## Work request
What you give back must match the records below exactly, apart from the pictures, which are omitted.

## Working data
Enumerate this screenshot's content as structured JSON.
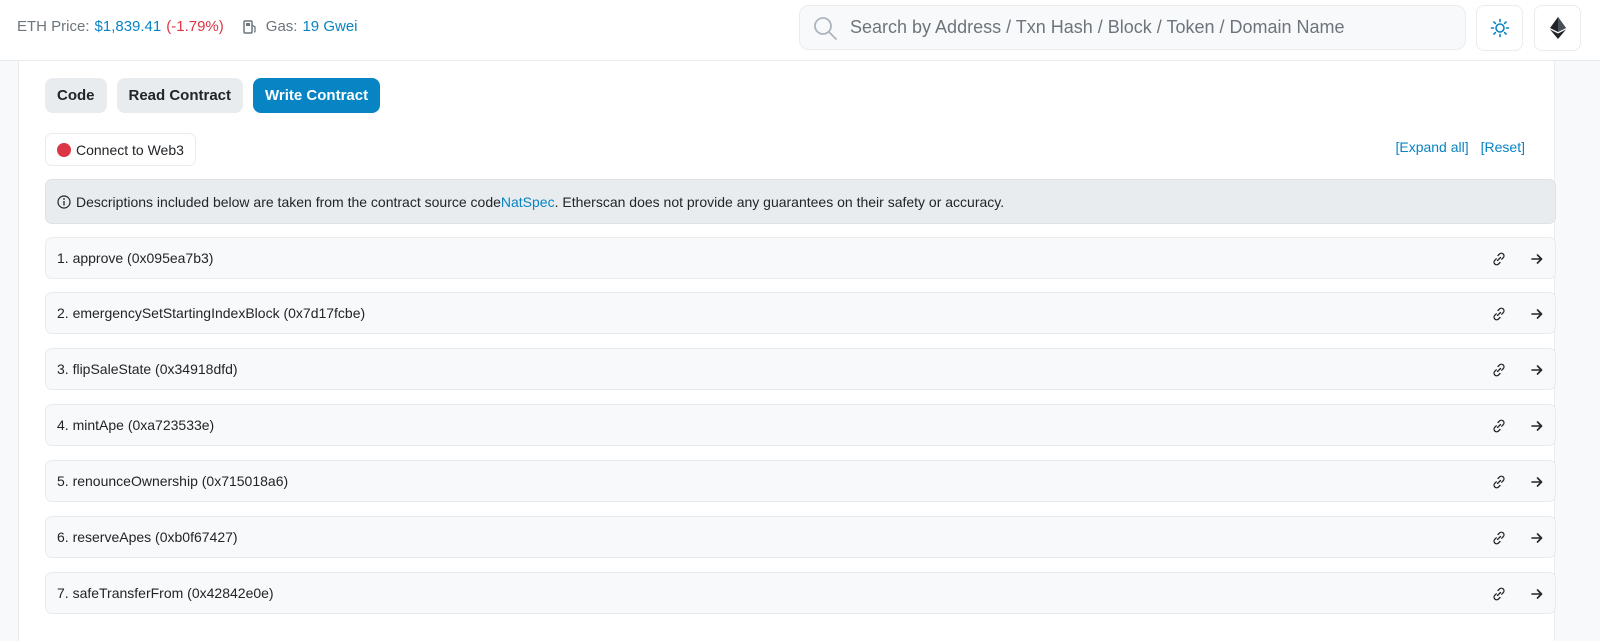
{
  "header": {
    "eth_price_label": "ETH Price:",
    "eth_price_value": "$1,839.41",
    "eth_price_change": "(-1.79%)",
    "gas_label": "Gas:",
    "gas_value": "19 Gwei",
    "search_placeholder": "Search by Address / Txn Hash / Block / Token / Domain Name",
    "icons": [
      "gas-pump-icon",
      "search-icon",
      "sun-icon",
      "ethereum-icon"
    ]
  },
  "tabs": [
    {
      "label": "Code",
      "active": false
    },
    {
      "label": "Read Contract",
      "active": false
    },
    {
      "label": "Write Contract",
      "active": true
    }
  ],
  "connect": {
    "label": "Connect to Web3",
    "status_color": "#dc3545"
  },
  "links": {
    "expand_all": "[Expand all]",
    "reset": "[Reset]"
  },
  "notice": {
    "text_before": "Descriptions included below are taken from the contract source code ",
    "link": "NatSpec",
    "text_after": ". Etherscan does not provide any guarantees on their safety or accuracy."
  },
  "functions": [
    {
      "label": "1. approve (0x095ea7b3)"
    },
    {
      "label": "2. emergencySetStartingIndexBlock (0x7d17fcbe)"
    },
    {
      "label": "3. flipSaleState (0x34918dfd)"
    },
    {
      "label": "4. mintApe (0xa723533e)"
    },
    {
      "label": "5. renounceOwnership (0x715018a6)"
    },
    {
      "label": "6. reserveApes (0xb0f67427)"
    },
    {
      "label": "7. safeTransferFrom (0x42842e0e)"
    }
  ],
  "colors": {
    "accent": "#0784c3",
    "negative": "#dc3545"
  }
}
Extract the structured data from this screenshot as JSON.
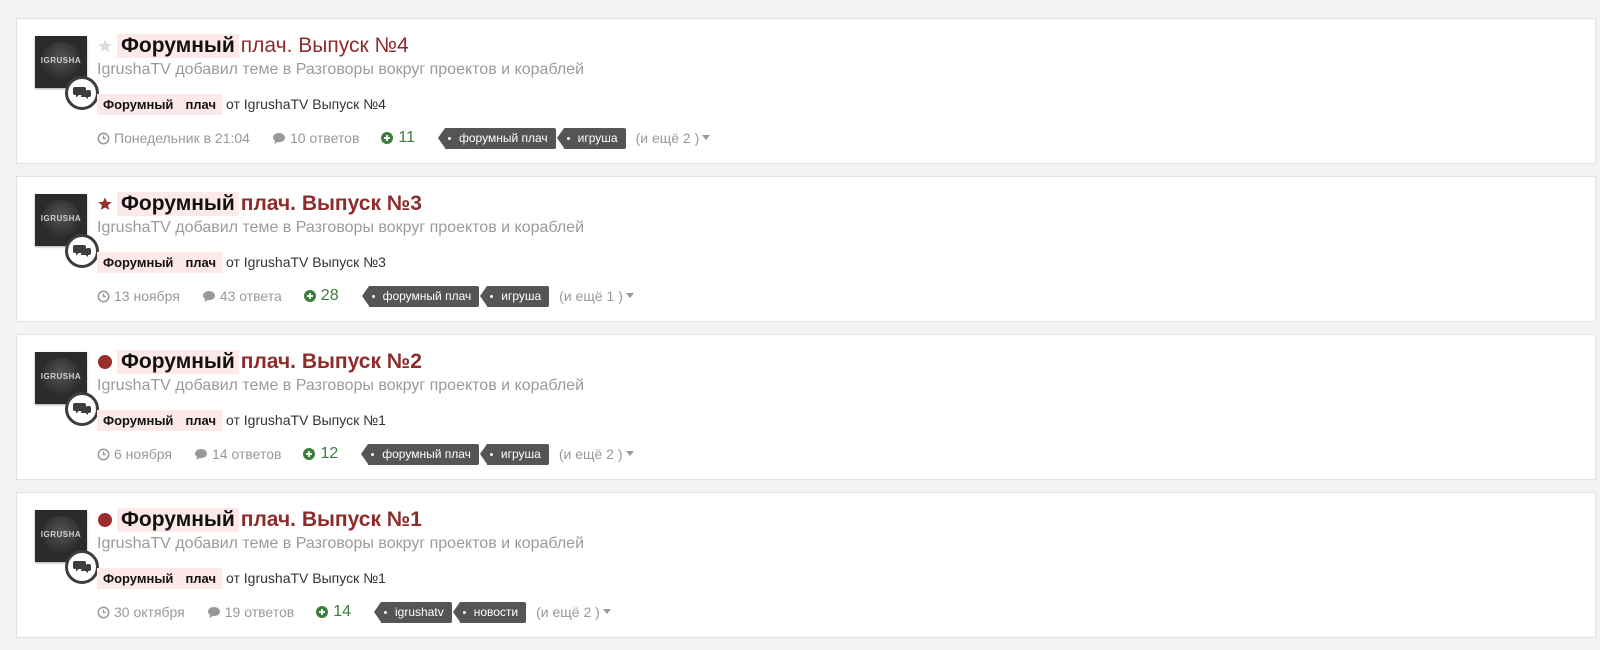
{
  "topics": [
    {
      "marker": "star-empty",
      "title_highlight": "Форумный",
      "title_rest": "плач. Выпуск №4",
      "title_bold": false,
      "meta": "IgrushaTV добавил теме в Разговоры вокруг проектов и кораблей",
      "snippet_word1": "Форумный",
      "snippet_word2": "плач",
      "snippet_rest": "от IgrushaTV Выпуск №4",
      "date": "Понедельник в 21:04",
      "replies": "10 ответов",
      "reputation": "11",
      "tags": [
        "форумный плач",
        "игруша"
      ],
      "more": "(и ещё 2 )"
    },
    {
      "marker": "star-filled",
      "title_highlight": "Форумный",
      "title_rest": "плач. Выпуск №3",
      "title_bold": true,
      "meta": "IgrushaTV добавил теме в Разговоры вокруг проектов и кораблей",
      "snippet_word1": "Форумный",
      "snippet_word2": "плач",
      "snippet_rest": "от IgrushaTV Выпуск №3",
      "date": "13 ноября",
      "replies": "43 ответа",
      "reputation": "28",
      "tags": [
        "форумный плач",
        "игруша"
      ],
      "more": "(и ещё 1 )"
    },
    {
      "marker": "dot",
      "title_highlight": "Форумный",
      "title_rest": "плач. Выпуск №2",
      "title_bold": true,
      "meta": "IgrushaTV добавил теме в Разговоры вокруг проектов и кораблей",
      "snippet_word1": "Форумный",
      "snippet_word2": "плач",
      "snippet_rest": "от IgrushaTV Выпуск №1",
      "date": "6 ноября",
      "replies": "14 ответов",
      "reputation": "12",
      "tags": [
        "форумный плач",
        "игруша"
      ],
      "more": "(и ещё 2 )"
    },
    {
      "marker": "dot",
      "title_highlight": "Форумный",
      "title_rest": "плач. Выпуск №1",
      "title_bold": true,
      "meta": "IgrushaTV добавил теме в Разговоры вокруг проектов и кораблей",
      "snippet_word1": "Форумный",
      "snippet_word2": "плач",
      "snippet_rest": "от IgrushaTV Выпуск №1",
      "date": "30 октября",
      "replies": "19 ответов",
      "reputation": "14",
      "tags": [
        "igrushatv",
        "новости"
      ],
      "more": "(и ещё 2 )"
    }
  ],
  "avatar_text": "IGRUSHA",
  "colors": {
    "title_red": "#8e2b2b",
    "highlight_bg": "#fde9e9",
    "tag_bg": "#555555",
    "rep_green": "#3b7d3b",
    "muted": "#999999"
  }
}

## Solution to this problem
Enumerate this screenshot's content as structured JSON.
{
  "header": {
    "eth_price_label": "ETH Price:",
    "eth_price_value": "$1,839.41",
    "eth_price_change": "(-1.79%)",
    "gas_label": "Gas:",
    "gas_value": "19 Gwei",
    "search_placeholder": "Search by Address / Txn Hash / Block / Token / Domain Name",
    "icons": [
      "gas-pump-icon",
      "search-icon",
      "sun-icon",
      "ethereum-icon"
    ]
  },
  "tabs": [
    {
      "label": "Code",
      "active": false
    },
    {
      "label": "Read Contract",
      "active": false
    },
    {
      "label": "Write Contract",
      "active": true
    }
  ],
  "connect": {
    "label": "Connect to Web3",
    "status_color": "#dc3545"
  },
  "links": {
    "expand_all": "[Expand all]",
    "reset": "[Reset]"
  },
  "notice": {
    "text_before": "Descriptions included below are taken from the contract source code ",
    "link": "NatSpec",
    "text_after": ". Etherscan does not provide any guarantees on their safety or accuracy."
  },
  "functions": [
    {
      "label": "1. approve (0x095ea7b3)"
    },
    {
      "label": "2. emergencySetStartingIndexBlock (0x7d17fcbe)"
    },
    {
      "label": "3. flipSaleState (0x34918dfd)"
    },
    {
      "label": "4. mintApe (0xa723533e)"
    },
    {
      "label": "5. renounceOwnership (0x715018a6)"
    },
    {
      "label": "6. reserveApes (0xb0f67427)"
    },
    {
      "label": "7. safeTransferFrom (0x42842e0e)"
    }
  ],
  "colors": {
    "accent": "#0784c3",
    "negative": "#dc3545"
  }
}
Extract the structured data from this screenshot as JSON.
{
  "topics": [
    {
      "marker": "star-empty",
      "title_highlight": "Форумный",
      "title_rest": "плач. Выпуск №4",
      "title_bold": false,
      "meta": "IgrushaTV добавил теме в Разговоры вокруг проектов и кораблей",
      "snippet_word1": "Форумный",
      "snippet_word2": "плач",
      "snippet_rest": "от IgrushaTV Выпуск №4",
      "date": "Понедельник в 21:04",
      "replies": "10 ответов",
      "reputation": "11",
      "tags": [
        "форумный плач",
        "игруша"
      ],
      "more": "(и ещё 2 )"
    },
    {
      "marker": "star-filled",
      "title_highlight": "Форумный",
      "title_rest": "плач. Выпуск №3",
      "title_bold": true,
      "meta": "IgrushaTV добавил теме в Разговоры вокруг проектов и кораблей",
      "snippet_word1": "Форумный",
      "snippet_word2": "плач",
      "snippet_rest": "от IgrushaTV Выпуск №3",
      "date": "13 ноября",
      "replies": "43 ответа",
      "reputation": "28",
      "tags": [
        "форумный плач",
        "игруша"
      ],
      "more": "(и ещё 1 )"
    },
    {
      "marker": "dot",
      "title_highlight": "Форумный",
      "title_rest": "плач. Выпуск №2",
      "title_bold": true,
      "meta": "IgrushaTV добавил теме в Разговоры вокруг проектов и кораблей",
      "snippet_word1": "Форумный",
      "snippet_word2": "плач",
      "snippet_rest": "от IgrushaTV Выпуск №1",
      "date": "6 ноября",
      "replies": "14 ответов",
      "reputation": "12",
      "tags": [
        "форумный плач",
        "игруша"
      ],
      "more": "(и ещё 2 )"
    },
    {
      "marker": "dot",
      "title_highlight": "Форумный",
      "title_rest": "плач. Выпуск №1",
      "title_bold": true,
      "meta": "IgrushaTV добавил теме в Разговоры вокруг проектов и кораблей",
      "snippet_word1": "Форумный",
      "snippet_word2": "плач",
      "snippet_rest": "от IgrushaTV Выпуск №1",
      "date": "30 октября",
      "replies": "19 ответов",
      "reputation": "14",
      "tags": [
        "igrushatv",
        "новости"
      ],
      "more": "(и ещё 2 )"
    }
  ],
  "avatar_text": "IGRUSHA",
  "colors": {
    "title_red": "#8e2b2b",
    "highlight_bg": "#fde9e9",
    "tag_bg": "#555555",
    "rep_green": "#3b7d3b",
    "muted": "#999999"
  }
}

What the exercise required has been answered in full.